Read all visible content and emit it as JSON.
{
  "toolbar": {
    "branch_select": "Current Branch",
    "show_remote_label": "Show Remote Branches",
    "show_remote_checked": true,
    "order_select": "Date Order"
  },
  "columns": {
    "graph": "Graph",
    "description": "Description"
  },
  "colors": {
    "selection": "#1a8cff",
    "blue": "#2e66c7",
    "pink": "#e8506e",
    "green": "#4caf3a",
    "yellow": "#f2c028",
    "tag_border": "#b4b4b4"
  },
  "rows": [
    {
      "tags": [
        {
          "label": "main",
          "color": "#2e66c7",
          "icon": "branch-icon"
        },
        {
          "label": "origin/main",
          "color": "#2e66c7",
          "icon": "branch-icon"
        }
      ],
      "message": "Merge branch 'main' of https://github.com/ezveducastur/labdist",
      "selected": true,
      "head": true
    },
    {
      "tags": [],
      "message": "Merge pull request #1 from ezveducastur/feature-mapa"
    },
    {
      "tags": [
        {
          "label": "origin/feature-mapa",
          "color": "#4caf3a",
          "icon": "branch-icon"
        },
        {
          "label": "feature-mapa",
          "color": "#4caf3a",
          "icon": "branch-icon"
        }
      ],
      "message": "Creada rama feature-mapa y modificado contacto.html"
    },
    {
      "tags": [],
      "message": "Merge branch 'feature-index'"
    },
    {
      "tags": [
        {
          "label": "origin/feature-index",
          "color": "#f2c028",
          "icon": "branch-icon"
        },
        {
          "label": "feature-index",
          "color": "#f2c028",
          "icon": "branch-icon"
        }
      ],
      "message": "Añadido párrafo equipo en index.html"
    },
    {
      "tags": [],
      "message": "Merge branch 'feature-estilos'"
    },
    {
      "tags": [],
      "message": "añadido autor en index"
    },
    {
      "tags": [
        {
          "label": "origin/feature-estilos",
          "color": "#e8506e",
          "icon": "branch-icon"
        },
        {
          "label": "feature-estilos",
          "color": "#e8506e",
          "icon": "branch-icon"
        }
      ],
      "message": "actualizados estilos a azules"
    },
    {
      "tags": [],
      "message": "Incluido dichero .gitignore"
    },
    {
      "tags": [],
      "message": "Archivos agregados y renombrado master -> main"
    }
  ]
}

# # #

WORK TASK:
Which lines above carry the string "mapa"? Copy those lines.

ANSWER TO THIS EXERCISE:
      "message": "Merge pull request #1 from ezveducastur/feature-mapa"
          "label": "origin/feature-mapa",
          "label": "feature-mapa",
      "message": "Creada rama feature-mapa y modificado contacto.html"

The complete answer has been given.